:: Goal of the exercise ::
Which lines of the data contain the string "this"? Copy every one of them.
• • • • •
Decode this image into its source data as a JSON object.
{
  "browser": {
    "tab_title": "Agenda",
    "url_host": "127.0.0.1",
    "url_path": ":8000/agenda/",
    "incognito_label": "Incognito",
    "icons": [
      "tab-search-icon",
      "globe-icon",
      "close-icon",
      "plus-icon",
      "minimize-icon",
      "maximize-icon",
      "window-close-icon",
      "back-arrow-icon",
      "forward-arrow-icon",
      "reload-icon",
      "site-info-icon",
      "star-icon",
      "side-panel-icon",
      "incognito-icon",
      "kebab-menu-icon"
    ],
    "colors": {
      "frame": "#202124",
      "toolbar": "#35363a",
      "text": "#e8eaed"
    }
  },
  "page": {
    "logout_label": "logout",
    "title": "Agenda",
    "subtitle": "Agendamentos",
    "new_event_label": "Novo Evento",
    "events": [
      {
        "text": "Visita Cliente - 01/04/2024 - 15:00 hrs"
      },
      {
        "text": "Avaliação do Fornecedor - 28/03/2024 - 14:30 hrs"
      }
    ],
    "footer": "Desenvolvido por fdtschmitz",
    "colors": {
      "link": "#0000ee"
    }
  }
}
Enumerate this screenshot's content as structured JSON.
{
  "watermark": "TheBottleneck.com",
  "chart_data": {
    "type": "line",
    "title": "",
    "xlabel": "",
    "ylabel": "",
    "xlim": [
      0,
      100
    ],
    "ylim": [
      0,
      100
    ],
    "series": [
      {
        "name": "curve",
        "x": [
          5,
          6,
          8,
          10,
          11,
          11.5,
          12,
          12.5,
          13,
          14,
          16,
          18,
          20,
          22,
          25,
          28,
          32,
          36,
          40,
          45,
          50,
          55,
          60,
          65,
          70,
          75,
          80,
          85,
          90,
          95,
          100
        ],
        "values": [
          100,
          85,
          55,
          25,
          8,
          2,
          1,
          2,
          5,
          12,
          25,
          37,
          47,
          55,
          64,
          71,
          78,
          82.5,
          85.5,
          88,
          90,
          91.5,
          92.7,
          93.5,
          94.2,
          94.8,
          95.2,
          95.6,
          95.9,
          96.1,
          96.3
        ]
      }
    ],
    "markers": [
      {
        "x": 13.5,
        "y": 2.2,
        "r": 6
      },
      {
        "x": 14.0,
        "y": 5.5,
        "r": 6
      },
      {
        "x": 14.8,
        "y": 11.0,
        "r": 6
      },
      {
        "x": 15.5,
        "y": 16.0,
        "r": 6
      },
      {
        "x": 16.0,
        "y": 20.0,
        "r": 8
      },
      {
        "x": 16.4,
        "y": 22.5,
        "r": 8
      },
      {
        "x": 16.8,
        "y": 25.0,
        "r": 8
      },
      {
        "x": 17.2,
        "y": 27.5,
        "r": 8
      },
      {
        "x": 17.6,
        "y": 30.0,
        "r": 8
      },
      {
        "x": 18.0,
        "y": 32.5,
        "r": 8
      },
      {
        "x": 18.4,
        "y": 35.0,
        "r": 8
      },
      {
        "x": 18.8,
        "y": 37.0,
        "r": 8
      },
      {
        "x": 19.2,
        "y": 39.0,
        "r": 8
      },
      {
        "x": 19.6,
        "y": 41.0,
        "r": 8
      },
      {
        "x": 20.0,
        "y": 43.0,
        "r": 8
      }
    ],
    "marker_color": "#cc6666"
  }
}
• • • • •
:: Response area ::
Decode this image into its source data as a JSON object.
Enumerate this screenshot's content as structured JSON.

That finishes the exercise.